Of course, I’m also a geek. I love books, reading, thinking about stuff, tossing around ideas, and hanging around places where others are doing the same, in person or virtually.
Indeed, I can identify with the late Carl Sagan, who once said that if he could travel back in time to a single place, it would be to the ancient library and museum at Alexandria, Egypt. Until its destruction some 1,700 years ago — most likely ransacked and burned in the midst of violent religious conflict — the library held almost every book known to humankind. The museum was a storehouse of the history of world civilization. It also served as a research institute and school, providing a home for the world’s leading scholars to think, write, experiment, and teach.
My fascination with such places has led me to ask: What are our contemporary sacred places of the mind, those entities that preserve, create, and share knowledge?
I nominate as my top three: Libraries, universities, and — yes — the Internet.
I enjoy working at the central branch of the Boston Public Library, especially in the beautiful and historic Bates Hall reading room (pictured above). I usually sit at one of the long tables, with laptop open and surrounded by various papers. On occasion I’ll look around and wonder who might be working on the next great novel, groundbreaking historical work, or scientific breakthrough. Even though my own tasks are of comparatively modest ambition, I feel a quiet kinship with these serious library denizens.
Libraries, especially public libraries, rank among our greatest inventions. Even with the vast resources of the Internet, we must preserve these repositories of human accomplishment that freely open themselves to people thirsting to consume and create knowledge. A public library card remains a ticket to a free and thrilling adventure. We cannot forget what that means.
Especially in the U.S., institutions of higher learning are under fire these days. Tuition has been soaring for decades, and now, with an economy still struggling, the job market has been turning away many people who have invested time, money, and energy into earning a degree. With countless learning opportunities available for free or at little cost through independent study and the Internet, the basic utility of a college education now is being questioned.
In the meantime, too many academic workplaces have moved toward over-specialization, insularity, and elitism. In terms of scholarship, graduate students and new professors are encouraged by their mentors to research and write on narrow, esoteric topics. Linkages between scholarly research and the real world increasingly are becoming frayed.

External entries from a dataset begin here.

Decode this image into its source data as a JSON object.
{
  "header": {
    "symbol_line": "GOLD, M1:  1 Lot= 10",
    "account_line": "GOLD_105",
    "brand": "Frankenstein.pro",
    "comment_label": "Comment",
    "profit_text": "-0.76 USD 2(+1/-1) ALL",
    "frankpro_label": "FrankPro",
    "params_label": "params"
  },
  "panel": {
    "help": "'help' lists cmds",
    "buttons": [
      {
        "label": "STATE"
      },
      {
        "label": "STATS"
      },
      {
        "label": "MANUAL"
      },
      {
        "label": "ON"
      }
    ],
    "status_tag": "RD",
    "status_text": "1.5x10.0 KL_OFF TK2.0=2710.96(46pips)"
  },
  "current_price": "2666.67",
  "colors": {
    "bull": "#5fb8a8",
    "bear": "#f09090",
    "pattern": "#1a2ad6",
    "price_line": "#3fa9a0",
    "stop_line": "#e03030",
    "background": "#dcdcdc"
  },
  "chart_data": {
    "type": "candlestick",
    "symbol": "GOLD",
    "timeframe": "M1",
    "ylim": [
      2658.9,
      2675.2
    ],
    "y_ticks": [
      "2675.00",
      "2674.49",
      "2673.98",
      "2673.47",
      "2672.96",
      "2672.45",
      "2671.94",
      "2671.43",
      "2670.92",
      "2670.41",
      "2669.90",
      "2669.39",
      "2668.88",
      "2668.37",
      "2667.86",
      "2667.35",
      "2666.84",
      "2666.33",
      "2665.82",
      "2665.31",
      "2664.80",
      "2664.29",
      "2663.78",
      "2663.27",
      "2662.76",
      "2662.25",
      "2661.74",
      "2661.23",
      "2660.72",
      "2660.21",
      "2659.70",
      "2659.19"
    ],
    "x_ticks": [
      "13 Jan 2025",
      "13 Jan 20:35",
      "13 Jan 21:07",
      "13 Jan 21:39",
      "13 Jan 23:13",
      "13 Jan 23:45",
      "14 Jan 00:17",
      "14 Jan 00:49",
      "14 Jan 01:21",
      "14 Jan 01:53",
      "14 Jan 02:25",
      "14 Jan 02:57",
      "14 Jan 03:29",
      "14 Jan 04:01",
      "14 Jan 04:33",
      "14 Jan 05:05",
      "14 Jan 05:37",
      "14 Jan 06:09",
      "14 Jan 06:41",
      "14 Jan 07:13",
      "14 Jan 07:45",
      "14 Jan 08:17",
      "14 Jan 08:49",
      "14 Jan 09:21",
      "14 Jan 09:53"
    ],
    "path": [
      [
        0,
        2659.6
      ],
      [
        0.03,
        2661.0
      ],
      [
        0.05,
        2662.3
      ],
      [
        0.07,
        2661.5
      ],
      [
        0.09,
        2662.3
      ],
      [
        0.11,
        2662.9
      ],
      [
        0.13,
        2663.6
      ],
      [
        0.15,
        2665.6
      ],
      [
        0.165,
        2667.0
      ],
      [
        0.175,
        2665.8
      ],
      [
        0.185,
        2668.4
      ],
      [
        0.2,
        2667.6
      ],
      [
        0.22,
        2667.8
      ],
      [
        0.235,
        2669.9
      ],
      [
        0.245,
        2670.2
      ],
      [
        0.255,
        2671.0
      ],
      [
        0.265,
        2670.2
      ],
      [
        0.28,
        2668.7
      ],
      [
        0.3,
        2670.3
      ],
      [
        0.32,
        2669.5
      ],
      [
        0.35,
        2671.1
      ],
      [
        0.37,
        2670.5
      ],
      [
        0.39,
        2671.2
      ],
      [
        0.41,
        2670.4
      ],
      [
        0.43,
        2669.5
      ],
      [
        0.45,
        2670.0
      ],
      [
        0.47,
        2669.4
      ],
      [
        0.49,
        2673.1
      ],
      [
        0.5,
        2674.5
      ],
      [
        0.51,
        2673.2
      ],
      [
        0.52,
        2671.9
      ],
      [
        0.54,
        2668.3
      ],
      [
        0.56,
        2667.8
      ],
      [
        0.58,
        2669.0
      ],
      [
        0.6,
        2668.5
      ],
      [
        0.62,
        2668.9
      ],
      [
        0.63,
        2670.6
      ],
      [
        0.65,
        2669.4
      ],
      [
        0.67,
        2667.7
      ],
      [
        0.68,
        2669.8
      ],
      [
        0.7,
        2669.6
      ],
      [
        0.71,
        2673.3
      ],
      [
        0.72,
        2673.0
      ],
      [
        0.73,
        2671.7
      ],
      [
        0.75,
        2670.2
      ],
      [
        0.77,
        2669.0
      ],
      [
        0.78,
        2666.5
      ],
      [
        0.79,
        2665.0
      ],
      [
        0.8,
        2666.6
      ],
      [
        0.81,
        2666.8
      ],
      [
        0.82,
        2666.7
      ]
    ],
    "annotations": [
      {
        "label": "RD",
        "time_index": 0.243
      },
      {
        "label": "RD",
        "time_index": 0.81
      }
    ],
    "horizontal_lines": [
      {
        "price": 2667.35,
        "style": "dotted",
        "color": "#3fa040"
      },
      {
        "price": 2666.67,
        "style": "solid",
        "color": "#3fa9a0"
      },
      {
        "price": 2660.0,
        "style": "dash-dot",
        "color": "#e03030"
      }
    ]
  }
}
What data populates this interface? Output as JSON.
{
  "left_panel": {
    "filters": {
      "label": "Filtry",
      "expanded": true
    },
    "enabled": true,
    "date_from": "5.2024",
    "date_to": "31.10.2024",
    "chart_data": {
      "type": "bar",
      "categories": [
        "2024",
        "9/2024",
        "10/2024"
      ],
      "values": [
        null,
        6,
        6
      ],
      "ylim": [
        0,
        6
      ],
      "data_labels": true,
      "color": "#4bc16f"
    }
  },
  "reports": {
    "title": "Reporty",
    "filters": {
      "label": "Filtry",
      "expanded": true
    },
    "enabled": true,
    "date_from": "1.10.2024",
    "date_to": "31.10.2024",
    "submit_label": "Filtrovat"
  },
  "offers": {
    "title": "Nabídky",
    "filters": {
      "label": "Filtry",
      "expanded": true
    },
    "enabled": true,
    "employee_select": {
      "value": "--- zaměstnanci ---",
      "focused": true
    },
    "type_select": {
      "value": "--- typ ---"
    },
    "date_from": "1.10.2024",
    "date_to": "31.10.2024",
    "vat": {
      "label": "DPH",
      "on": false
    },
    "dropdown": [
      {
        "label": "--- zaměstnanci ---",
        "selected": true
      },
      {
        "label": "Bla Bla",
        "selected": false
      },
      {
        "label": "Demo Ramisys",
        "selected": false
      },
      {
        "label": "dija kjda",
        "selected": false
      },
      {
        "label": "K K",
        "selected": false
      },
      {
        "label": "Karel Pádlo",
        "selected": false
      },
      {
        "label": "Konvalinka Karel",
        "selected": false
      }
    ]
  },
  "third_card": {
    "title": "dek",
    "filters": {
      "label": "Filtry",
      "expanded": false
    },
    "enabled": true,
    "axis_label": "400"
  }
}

However, I cannot imagine a world without our universities. They remain our best providers of higher learning, places where knowledge transmission to (mostly!) willing minds takes place on a daily basis. They continue to provide space for research and scholarship, free from the dictates of commercialism and short time frames. Furthermore, the presence of a college or university usually has an energizing ripple effect on the cultural and intellectual life of its surrounding city or town.
Oh my, there’s so much junk and unsavory stuff on the Internet that it may seem plain wrong to call it a sacred place. The bottom end of the Internet captures some of the worst of our culture and behavior.
And yet, the Internet is a stupendous human achievement, even if it’s too raw and new for us to regard it as such. Aided by powerful search engines, it is the most expansive storehouse of knowledge, information, and exchange in our history. And while it may be true that many of us spend too much time on it, we have yet to exhaust its possibilities as a communications medium.
Barring some cataclysmic meltdown, the Internet is primed to become our library at Alexandria, only more comprehensive and universally accessible, and with greater promise to create and share knowledge.
I realize that invoking the term sacred in connection with a good number of secular institutions may raise eyebrows.
But I use the term carefully. These three entities house and nurture our civilization; they help to ensure that our words and deeds are made available for current and future generations.
When I read about the destruction of the library and museum at Alexandria, I am struck by the tremendous sense of loss. Thousands of years of collected knowledge were taken from us, as scholars continue to lament the works of history, science, mathematics, philosophy, and poetry that will never be recovered.
The disappearance of our libraries, universities, and the Internet would be as tragic and haunting as what happened in Alexandria many, many years ago. We must safeguard and protect them.
If you’re as geeky as I am, some recommendations:
Ian F. McNeely with Lisa Wolverton, Reinventing Knowledge: From Alexandria to the Internet (2008)
Justin Pollard and Howard Reid, The Rise and Fall of Alexandria: Birthplace of the Modern Mind (2006)
Jacques Verger, Men of Learning in Europe at the End of the Middle Ages (2000)
Diane Asseo Griliches (photos) with Daniel J. Boorstin (essay), Library: The Drama Within (1996)
Julius Getman, In the Company of Scholars: The Struggle for the Soul of Higher Education (1992)
Russell Jacoby, The Last Intellectuals: American Culture in the Age of Academe (1987)
Charles Homer Haskins, The Rise of Universities (1957)